Alright, the clincher question here! We need a “Full Disclosure” from each of you and each of your characters. So one from Mal Beineke and Darren McDonnell, and then one from Alice Beineke and Elizabeth Rayca.
Beth: Oh God…
Darren: Um, Mal’s full disclosure is that at the office he works at? He tends to flirt with a lot of the women that work there.
Beth: You son of a bitch! Oh my God! I have no idea what Alice’s is going to be now.
Darren: Now…my full disclosure?
Beth: See? Now he has no idea either.
Darren: There are just some things I don’t want anybody to know!
Beth: Think of something that’s not that bad!
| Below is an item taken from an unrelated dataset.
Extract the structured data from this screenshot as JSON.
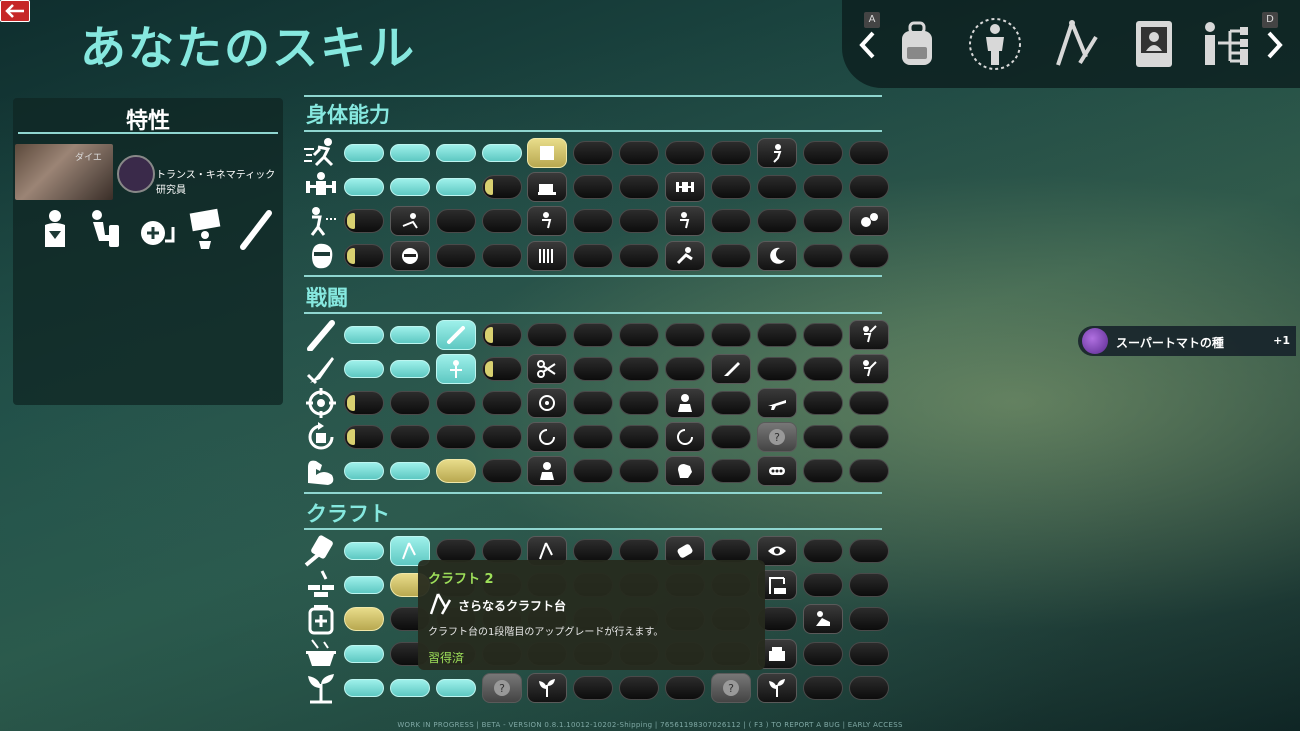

Darren: They’re not bad, just embarrassing! Oh, Beth— you go. I need to think!
Beth: But I don’t know! This is hard! Okay, okay. Alice’s full disclosure is that occasionally she sneaks cigarettes because she’s so stressed out from life with Mal. But I don’t know what mine is!
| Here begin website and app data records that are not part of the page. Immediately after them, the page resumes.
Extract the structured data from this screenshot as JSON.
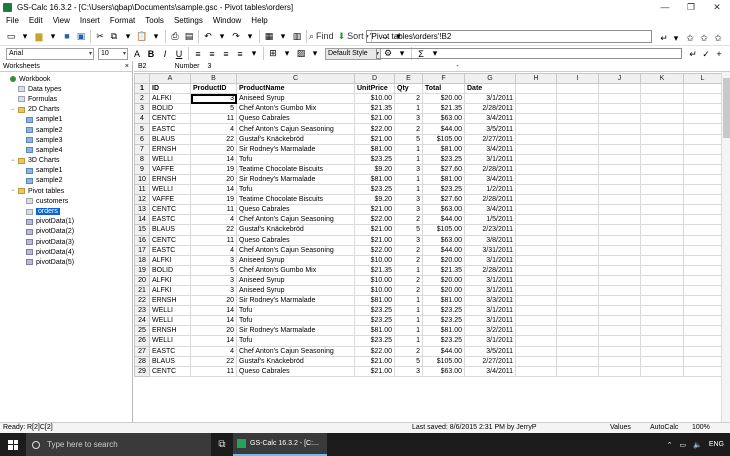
{
  "window": {
    "title": "GS-Calc 16.3.2 - [C:\\Users\\qbap\\Documents\\sample.gsc - Pivot tables\\orders]",
    "controls": [
      "minimize",
      "restore",
      "close"
    ]
  },
  "menu": [
    "File",
    "Edit",
    "View",
    "Insert",
    "Format",
    "Tools",
    "Settings",
    "Window",
    "Help"
  ],
  "toolbar": {
    "find_label": "Find",
    "sort_label": "Sort",
    "cell_address": "'Pivot tables\\orders'!B2"
  },
  "format_bar": {
    "font_name": "Arial",
    "font_size": "10",
    "style_name": "Default Style",
    "sum_symbol": "Σ"
  },
  "worksheets_panel": {
    "title": "Worksheets",
    "close_glyph": "×",
    "tree": [
      {
        "label": "Workbook",
        "kind": "book",
        "level": 0,
        "exp": ""
      },
      {
        "label": "Data types",
        "kind": "sheet",
        "level": 1,
        "exp": ""
      },
      {
        "label": "Formulas",
        "kind": "sheet",
        "level": 1,
        "exp": ""
      },
      {
        "label": "2D Charts",
        "kind": "folder",
        "level": 1,
        "exp": "−"
      },
      {
        "label": "sample1",
        "kind": "chart",
        "level": 2,
        "exp": ""
      },
      {
        "label": "sample2",
        "kind": "chart",
        "level": 2,
        "exp": ""
      },
      {
        "label": "sample3",
        "kind": "chart",
        "level": 2,
        "exp": ""
      },
      {
        "label": "sample4",
        "kind": "chart",
        "level": 2,
        "exp": ""
      },
      {
        "label": "3D Charts",
        "kind": "folder",
        "level": 1,
        "exp": "−"
      },
      {
        "label": "sample1",
        "kind": "chart",
        "level": 2,
        "exp": ""
      },
      {
        "label": "sample2",
        "kind": "chart",
        "level": 2,
        "exp": ""
      },
      {
        "label": "Pivot tables",
        "kind": "folder",
        "level": 1,
        "exp": "−"
      },
      {
        "label": "customers",
        "kind": "sheet",
        "level": 2,
        "exp": ""
      },
      {
        "label": "orders",
        "kind": "sheet",
        "level": 2,
        "exp": "",
        "selected": true
      },
      {
        "label": "pivotData(1)",
        "kind": "pivot",
        "level": 2,
        "exp": ""
      },
      {
        "label": "pivotData(2)",
        "kind": "pivot",
        "level": 2,
        "exp": ""
      },
      {
        "label": "pivotData(3)",
        "kind": "pivot",
        "level": 2,
        "exp": ""
      },
      {
        "label": "pivotData(4)",
        "kind": "pivot",
        "level": 2,
        "exp": ""
      },
      {
        "label": "pivotData(5)",
        "kind": "pivot",
        "level": 2,
        "exp": ""
      }
    ]
  },
  "cell_bar": {
    "ref": "B2",
    "type": "Number",
    "value": "3",
    "extra": "-"
  },
  "sheet": {
    "columns": [
      "A",
      "B",
      "C",
      "D",
      "E",
      "F",
      "G",
      "H",
      "I",
      "J",
      "K",
      "L"
    ],
    "rows": [
      [
        "1",
        "ID",
        "ProductID",
        "ProductName",
        "UnitPrice",
        "Qty",
        "Total",
        "Date"
      ],
      [
        "2",
        "ALFKI",
        "3",
        "Aniseed Syrup",
        "$10.00",
        "2",
        "$20.00",
        "3/1/2011"
      ],
      [
        "3",
        "BOLID",
        "5",
        "Chef Anton's Gumbo Mix",
        "$21.35",
        "1",
        "$21.35",
        "2/28/2011"
      ],
      [
        "4",
        "CENTC",
        "11",
        "Queso Cabrales",
        "$21.00",
        "3",
        "$63.00",
        "3/4/2011"
      ],
      [
        "5",
        "EASTC",
        "4",
        "Chef Anton's Cajun Seasoning",
        "$22.00",
        "2",
        "$44.00",
        "3/5/2011"
      ],
      [
        "6",
        "BLAUS",
        "22",
        "Gustaf's Knäckebröd",
        "$21.00",
        "5",
        "$105.00",
        "2/27/2011"
      ],
      [
        "7",
        "ERNSH",
        "20",
        "Sir Rodney's Marmalade",
        "$81.00",
        "1",
        "$81.00",
        "3/4/2011"
      ],
      [
        "8",
        "WELLI",
        "14",
        "Tofu",
        "$23.25",
        "1",
        "$23.25",
        "3/1/2011"
      ],
      [
        "9",
        "VAFFE",
        "19",
        "Teatime Chocolate Biscuits",
        "$9.20",
        "3",
        "$27.60",
        "2/28/2011"
      ],
      [
        "10",
        "ERNSH",
        "20",
        "Sir Rodney's Marmalade",
        "$81.00",
        "1",
        "$81.00",
        "3/4/2011"
      ],
      [
        "11",
        "WELLI",
        "14",
        "Tofu",
        "$23.25",
        "1",
        "$23.25",
        "1/2/2011"
      ],
      [
        "12",
        "VAFFE",
        "19",
        "Teatime Chocolate Biscuits",
        "$9.20",
        "3",
        "$27.60",
        "2/28/2011"
      ],
      [
        "13",
        "CENTC",
        "11",
        "Queso Cabrales",
        "$21.00",
        "3",
        "$63.00",
        "3/4/2011"
      ],
      [
        "14",
        "EASTC",
        "4",
        "Chef Anton's Cajun Seasoning",
        "$22.00",
        "2",
        "$44.00",
        "1/5/2011"
      ],
      [
        "15",
        "BLAUS",
        "22",
        "Gustaf's Knäckebröd",
        "$21.00",
        "5",
        "$105.00",
        "2/23/2011"
      ],
      [
        "16",
        "CENTC",
        "11",
        "Queso Cabrales",
        "$21.00",
        "3",
        "$63.00",
        "3/8/2011"
      ],
      [
        "17",
        "EASTC",
        "4",
        "Chef Anton's Cajun Seasoning",
        "$22.00",
        "2",
        "$44.00",
        "3/31/2011"
      ],
      [
        "18",
        "ALFKI",
        "3",
        "Aniseed Syrup",
        "$10.00",
        "2",
        "$20.00",
        "3/1/2011"
      ],
      [
        "19",
        "BOLID",
        "5",
        "Chef Anton's Gumbo Mix",
        "$21.35",
        "1",
        "$21.35",
        "2/28/2011"
      ],
      [
        "20",
        "ALFKI",
        "3",
        "Aniseed Syrup",
        "$10.00",
        "2",
        "$20.00",
        "3/1/2011"
      ],
      [
        "21",
        "ALFKI",
        "3",
        "Aniseed Syrup",
        "$10.00",
        "2",
        "$20.00",
        "3/1/2011"
      ],
      [
        "22",
        "ERNSH",
        "20",
        "Sir Rodney's Marmalade",
        "$81.00",
        "1",
        "$81.00",
        "3/3/2011"
      ],
      [
        "23",
        "WELLI",
        "14",
        "Tofu",
        "$23.25",
        "1",
        "$23.25",
        "3/1/2011"
      ],
      [
        "24",
        "WELLI",
        "14",
        "Tofu",
        "$23.25",
        "1",
        "$23.25",
        "3/1/2011"
      ],
      [
        "25",
        "ERNSH",
        "20",
        "Sir Rodney's Marmalade",
        "$81.00",
        "1",
        "$81.00",
        "3/2/2011"
      ],
      [
        "26",
        "WELLI",
        "14",
        "Tofu",
        "$23.25",
        "1",
        "$23.25",
        "3/1/2011"
      ],
      [
        "27",
        "EASTC",
        "4",
        "Chef Anton's Cajun Seasoning",
        "$22.00",
        "2",
        "$44.00",
        "3/5/2011"
      ],
      [
        "28",
        "BLAUS",
        "22",
        "Gustaf's Knäckebröd",
        "$21.00",
        "5",
        "$105.00",
        "2/27/2011"
      ],
      [
        "29",
        "CENTC",
        "11",
        "Queso Cabrales",
        "$21.00",
        "3",
        "$63.00",
        "3/4/2011"
      ]
    ],
    "active_cell": "B2"
  },
  "status": {
    "ready": "Ready:",
    "cell": "R[2]C[2]",
    "last_saved": "Last saved:  8/6/2015 2:31 PM  by  JerryP",
    "values": "Values",
    "autocalc": "AutoCalc",
    "zoom": "100%"
  },
  "taskbar": {
    "search_placeholder": "Type here to search",
    "app_label": "GS-Calc 16.3.2 - [C:...",
    "lang": "ENG"
  },
  "colors": {
    "selection": "#0a64d6",
    "taskbar": "#1c1c1c",
    "app_icon": "#1e7b3d"
  }
}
Darren: I know what mine is. I secretly still think that Robert Gant and I are meant to be together. Full Disclosure.
Beth: Who is that? Famous movie star?
Darren: Not famous…he was on Queer as Folk, he played the Doctor. I thought I had to— no. Nope. That’s all. Full Disclosure. I’m getting married too, by the way. But I don’t know when.
Beth: I still have no idea. I wish I had something easy like yours. I feel like I tell everybody everything already!
Darren: Do you do anything weird around your house?
Darren: I talk to myself all the time.
Beth: Well I do talk to myself sometimes…
Darren: I talk to myself like I’m a character in a TV show talking to the other people in the show. I’m crazy.
Beth: He’s crazier than me…
Darren: I talk to my dogs. Tim, my partner, said to me last night “Who are you talking to?” I was talking to the dogs! I sing to them when I take them on walks.
Beth: You are chock full of crazy and I can’t think of anything! I’m trying to think if I do weird things to my kids or stuff like that. I don’t know! I can’t think of anything. I just do what normal mom’s do.
Darren: Don’t you have any “things you do when you’re home alone?”
Beth: No. I don’t like dance around in my underwear or anything like that. I’m not that comfortable with myself.
Darren: Oh! Oh! You did tell me about that one thing that you did!
Beth: Uh-oh…I think he’s lying. What are you about to disclose on my behalf?
Darren: You told me that one time you and your husband were at the casino—
Beth: No! No! No! That wasn’t me! That was my friend! And that is so not appropriate!!
Darren: Come on, Beth, you’ve got to have something!
Beth: Okay, okay. I’ve got it. I’m still like a little kid when it comes to Disney characters and I get all giggly and excited.
Darren: That’s not a full disclosure, that’s half the cast and crew of this production.
Beth: I know, I know! It’s stupid. But I can’t think of a full disclosure that’s weird. Or even really secretive. I have a boring life. I never did drugs, I never stole anything, I’m just so boring!
Darren: We’re going to be here all night.
Beth: No, no, wait can I just email it to you? I mean I haven’t done anything—
Darren: No! I had to do one here…and I have so many things that I don’t want to get out there.
Beth: Okay!! When I was a kid I used to wear an eye-patch. And not a cool eye-patch like a pirate, but a big ugly one because I’m legally blind in one eye. Full Disclosure.
To read the TheatreBloom review of The Addams Family, click here.